_What you have to do:_ Show every line in the material below in which the string "title" appears.

_Recorded data:_

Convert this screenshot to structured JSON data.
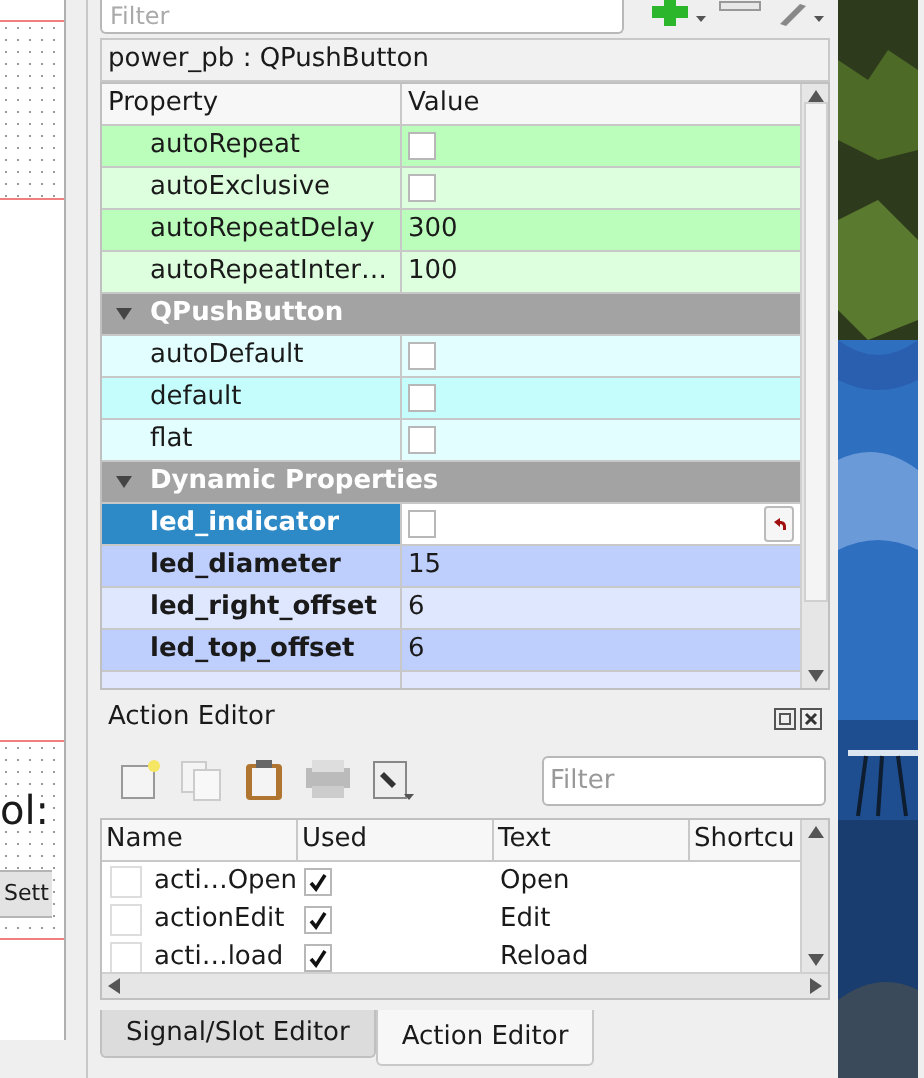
{
  "canvas": {
    "label": "ol:",
    "button": "Sett"
  },
  "property_editor": {
    "filter": {
      "placeholder": "Filter"
    },
    "object": "power_pb : QPushButton",
    "columns": [
      "Property",
      "Value"
    ],
    "sections": [
      {
        "kind": "class",
        "color": "#bbfebb",
        "rows": [
          {
            "name": "autoRepeat",
            "kind": "checkbox",
            "checked": false,
            "selected": false
          },
          {
            "name": "autoExclusive",
            "kind": "checkbox",
            "checked": false,
            "selected": false
          },
          {
            "name": "autoRepeatDelay",
            "kind": "text",
            "value": "300",
            "selected": false
          },
          {
            "name": "autoRepeatInter…",
            "kind": "text",
            "value": "100",
            "selected": false
          }
        ]
      },
      {
        "kind": "class",
        "title": "QPushButton",
        "expanded": true,
        "color": "#c5fdfd",
        "rows": [
          {
            "name": "autoDefault",
            "kind": "checkbox",
            "checked": false,
            "selected": false
          },
          {
            "name": "default",
            "kind": "checkbox",
            "checked": false,
            "selected": false
          },
          {
            "name": "flat",
            "kind": "checkbox",
            "checked": false,
            "selected": false
          }
        ]
      },
      {
        "kind": "dynamic",
        "title": "Dynamic Properties",
        "expanded": true,
        "color": "#bfcffd",
        "rows": [
          {
            "name": "led_indicator",
            "kind": "checkbox",
            "checked": false,
            "selected": true
          },
          {
            "name": "led_diameter",
            "kind": "text",
            "value": "15",
            "selected": false
          },
          {
            "name": "led_right_offset",
            "kind": "text",
            "value": "6",
            "selected": false
          },
          {
            "name": "led_top_offset",
            "kind": "text",
            "value": "6",
            "selected": false
          }
        ]
      }
    ]
  },
  "action_editor": {
    "title": "Action Editor",
    "filter": {
      "placeholder": "Filter"
    },
    "columns": [
      "Name",
      "Used",
      "Text",
      "Shortcu"
    ],
    "rows": [
      {
        "name": "acti…Open",
        "used": true,
        "text": "Open"
      },
      {
        "name": "actionEdit",
        "used": true,
        "text": "Edit"
      },
      {
        "name": "acti…load",
        "used": true,
        "text": "Reload"
      }
    ]
  },
  "tabs": [
    {
      "label": "Signal/Slot Editor",
      "selected": false
    },
    {
      "label": "Action Editor",
      "selected": true
    }
  ]
}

_Result for this exercise:_
        "title": "QPushButton",
        "title": "Dynamic Properties",
    "title": "Action Editor",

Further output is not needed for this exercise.